Yes, that’s me in the yellow “Homer Simpson” shirt. (Here’s a better photo of the shirt the first time I wore it in 2008.)
I was dying to get home and study the highlight from various angles, but before that happened, I saw something funny in the concourse on the way out:
Wang? Johnson? GET IT?!?!?! (Yes, I still act like I’m 12 because life is more fun that way.) When I got home, I posted that photo on Reddit with a juvenile/attention-grabbing headline. Here it is, along with the 192 comments that it generated.
Then I watched the Ichiro highlight. Keep scrolling past the stats to see some screen shots . . .
• 366 balls in 46 games this season = 7.96 balls per game.
• 838 consecutive games with at least one ball
• 363 consecutive games with at least two balls
• 177 consecutive Yankee home games with at least one ball
• 6,185 total balls
(I’m raising money again this season for Pitch In For Baseball, a non-profit charity that provides baseball equipment to underprivileged kids all over the world. Click here to learn more about my fundraiser, and click here to see the prizes that I’ll be giving away to donors.)
• 38 donors
• $2.10 pledged per ball (if you add up all the pledges)
• $8.40 raised at this game
• $768.60 raised this season
• $19,925.60 raised since I started my fundraiser in 2009
Okay, ready for some Ichiro action? First take a look at the following screen shot of the yankees.com homepage. As you’ll see (in the red circle that I added), my yellow shirt is showing:
Now, here’s how it all played out . . .
Here I am (again in a red circle) in the last row, just about to make my way down the steps:

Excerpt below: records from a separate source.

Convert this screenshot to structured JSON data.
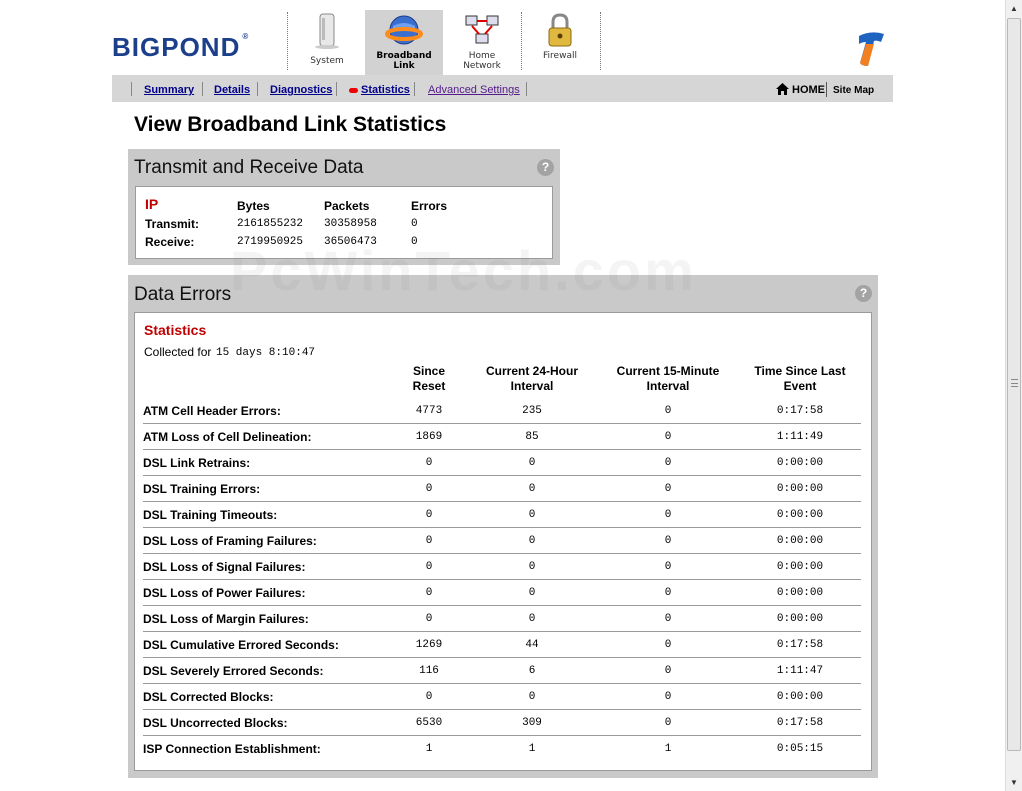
{
  "brand": {
    "logo_text": "BIGPOND",
    "reg_mark": "®",
    "accent": "#1c3f8b"
  },
  "top_tabs": [
    {
      "label1": "System",
      "label2": "",
      "icon": "system-icon"
    },
    {
      "label1": "Broadband",
      "label2": "Link",
      "icon": "broadband-globe-icon",
      "active": true
    },
    {
      "label1": "Home",
      "label2": "Network",
      "icon": "home-network-icon"
    },
    {
      "label1": "Firewall",
      "label2": "",
      "icon": "padlock-icon"
    }
  ],
  "nav": {
    "summary": "Summary",
    "details": "Details",
    "diagnostics": "Diagnostics",
    "statistics": "Statistics",
    "advanced": "Advanced Settings",
    "home": "HOME",
    "sitemap": "Site Map"
  },
  "page_title": "View Broadband Link Statistics",
  "transmit_panel": {
    "title": "Transmit and Receive Data",
    "help": "?",
    "section": "IP",
    "headers": [
      "Bytes",
      "Packets",
      "Errors"
    ],
    "rows": [
      {
        "label": "Transmit:",
        "bytes": "2161855232",
        "packets": "30358958",
        "errors": "0"
      },
      {
        "label": "Receive:",
        "bytes": "2719950925",
        "packets": "36506473",
        "errors": "0"
      }
    ]
  },
  "errors_panel": {
    "title": "Data Errors",
    "help": "?",
    "section": "Statistics",
    "collected_label": "Collected for",
    "collected_value": "15 days 8:10:47",
    "headers": [
      {
        "l1": "Since",
        "l2": "Reset"
      },
      {
        "l1": "Current 24-Hour",
        "l2": "Interval"
      },
      {
        "l1": "Current 15-Minute",
        "l2": "Interval"
      },
      {
        "l1": "Time Since Last",
        "l2": "Event"
      }
    ],
    "rows": [
      {
        "label": "ATM Cell Header Errors:",
        "since": "4773",
        "h24": "235",
        "m15": "0",
        "last": "0:17:58"
      },
      {
        "label": "ATM Loss of Cell Delineation:",
        "since": "1869",
        "h24": "85",
        "m15": "0",
        "last": "1:11:49"
      },
      {
        "label": "DSL Link Retrains:",
        "since": "0",
        "h24": "0",
        "m15": "0",
        "last": "0:00:00"
      },
      {
        "label": "DSL Training Errors:",
        "since": "0",
        "h24": "0",
        "m15": "0",
        "last": "0:00:00"
      },
      {
        "label": "DSL Training Timeouts:",
        "since": "0",
        "h24": "0",
        "m15": "0",
        "last": "0:00:00"
      },
      {
        "label": "DSL Loss of Framing Failures:",
        "since": "0",
        "h24": "0",
        "m15": "0",
        "last": "0:00:00"
      },
      {
        "label": "DSL Loss of Signal Failures:",
        "since": "0",
        "h24": "0",
        "m15": "0",
        "last": "0:00:00"
      },
      {
        "label": "DSL Loss of Power Failures:",
        "since": "0",
        "h24": "0",
        "m15": "0",
        "last": "0:00:00"
      },
      {
        "label": "DSL Loss of Margin Failures:",
        "since": "0",
        "h24": "0",
        "m15": "0",
        "last": "0:00:00"
      },
      {
        "label": "DSL Cumulative Errored Seconds:",
        "since": "1269",
        "h24": "44",
        "m15": "0",
        "last": "0:17:58"
      },
      {
        "label": "DSL Severely Errored Seconds:",
        "since": "116",
        "h24": "6",
        "m15": "0",
        "last": "1:11:47"
      },
      {
        "label": "DSL Corrected Blocks:",
        "since": "0",
        "h24": "0",
        "m15": "0",
        "last": "0:00:00"
      },
      {
        "label": "DSL Uncorrected Blocks:",
        "since": "6530",
        "h24": "309",
        "m15": "0",
        "last": "0:17:58"
      },
      {
        "label": "ISP Connection Establishment:",
        "since": "1",
        "h24": "1",
        "m15": "1",
        "last": "0:05:15"
      }
    ]
  },
  "watermark": "PcWinTech.com"
}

Keep in mind that there was another fan near me wearing yellow — a rain slicker, to be specific. In the following screen shot, the other fan appears to be in the 6th row, and as you can see, I’m in the 3rd row:
Here’s something that I didn’t mention in my initial account of the play: when I reached the front row, I had to move to my right, and in order to do that, I had to climb over a waist-high chain that was blocking an unoccupied camera well. (That’s part of the reason why the security supervisor was upset. Meanwhile, I’m always upset at the Yankees for putting so many damn obstacles in my way.) Now that you know that, take a look at the following screen shot:
It’s kind of hard to tell, but in the screen shot above, I was in the process of climbing over the chain. If you look directly above the ‘S’ in the State Farm advertisement, you can see my leg up in the air. My right knee is about as high as my elbows, and my right foot is just behind the top of the wall. I’m pointing this out so you can appreciate the effort that I constantly put into getting in position here in New York. You bastards with grassy hills and Flag Courts and cross-aisles and railing-less staircases have nooooooooooo idea how easy you have it, but anyway, here’s Ichiro making the catch:
Here’s a better/closer look at the ball flying into his glove . . .
. . . and here’s a side-angle that clearly shows me NOT interfering:
I might whine and bitch and moan and act like a baby, but I do NOT interfere with balls in play. Got that?!
Oh, and hey, this was the six-year anniversary of the day on which Gustavo Chacin fell victim to the Hample Jinx. What’s ol’ Gussy-boy up to nowadays, you ask? Well, I have to admit that he DID pitch seven scoreless innings on August 1st — but he pitched them for an independent team called the Rockland Boulders in the Can-Am League. Ha. Ha. Ha.